Q: What is your burning desire?
A: To sail around the world
Q: What’s something not many people know about you?
A: I am an Eagle Scout
Q: Do you have a Website Address?
Wednesday, June 3, 2009
The St. Charles region is fortunate to have excellent schools that attract families who want their children to have the best educational experience possible.
The St Charles School District, with approximately 5,200 students, fits that category. Both high schools are designated A+ and students score above state and national averages on the ACT and MAP (Missouri Assessment Program).
The District received its first Distinction in Performance For Improvement from the Department of Elementary and Secondary Schools (DESE) in May 2007.
Good schools do attract home buyers and new business, keep property values high, and provide employment.
Good schools can increase the value of a home by 10-15 percent and are a key factor in maintaining neighborhood property values.
High quality public schools supported by the community will help property values increase in the future.
This factor is important not only to attract families with school-age children, but also home buyers who do not have children or choose private schools. As long as a community supports children, education and progress, the real estate market will continue to be viable and prosper.
St. Charles is a unique community; we have high expectations for our young people and are willing to spend our money for education; we are historically significant on a national level as well as a state level; we are close to major cultural attractions that big cities offer; and we have housing stock that attracts buyers who are ready to become active members of this very special place.

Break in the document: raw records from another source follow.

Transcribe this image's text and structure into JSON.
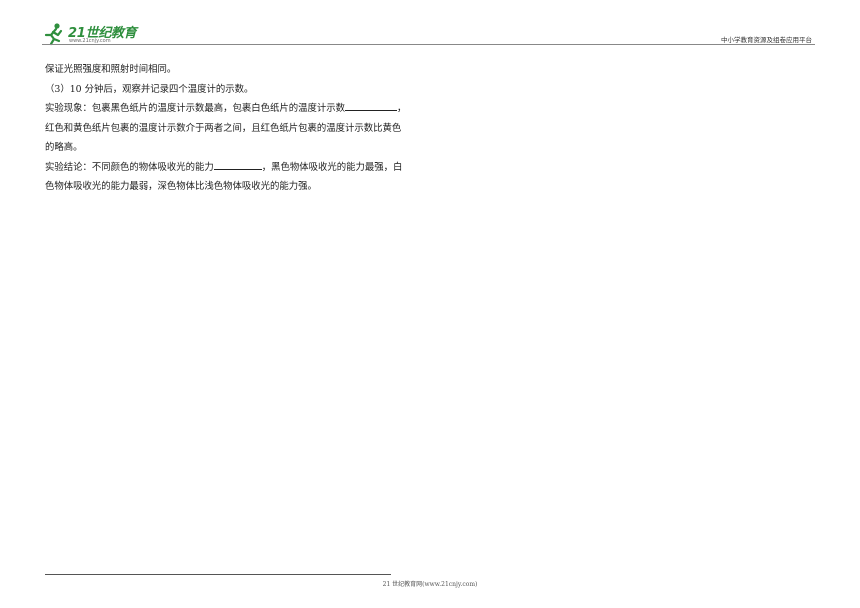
{
  "header": {
    "logo_text": "21世纪教育",
    "logo_url": "www.21cnjy.com",
    "right_text": "中小学教育资源及组卷应用平台"
  },
  "content": {
    "lines": [
      "保证光照强度和照射时间相同。",
      "（3）10 分钟后，观察并记录四个温度计的示数。",
      {
        "before": "实验现象：包裹黑色纸片的温度计示数最高，包裹白色纸片的温度计示数",
        "after": "，"
      },
      "红色和黄色纸片包裹的温度计示数介于两者之间，且红色纸片包裹的温度计示数比黄色",
      "的略高。",
      {
        "before": "实验结论：不同颜色的物体吸收光的能力",
        "after": "，黑色物体吸收光的能力最强，白"
      },
      "色物体吸收光的能力最弱，深色物体比浅色物体吸收光的能力强。"
    ]
  },
  "footer": {
    "text": "21 世纪教育网(www.21cnjy.com)"
  },
  "colors": {
    "logo_green": "#2f8f3e",
    "text": "#222222"
  }
}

(Next time: You’ve purchased your new home and your children will attend a new school. How can you ease the transition and make their first days at school a positive experience? We can help with that.)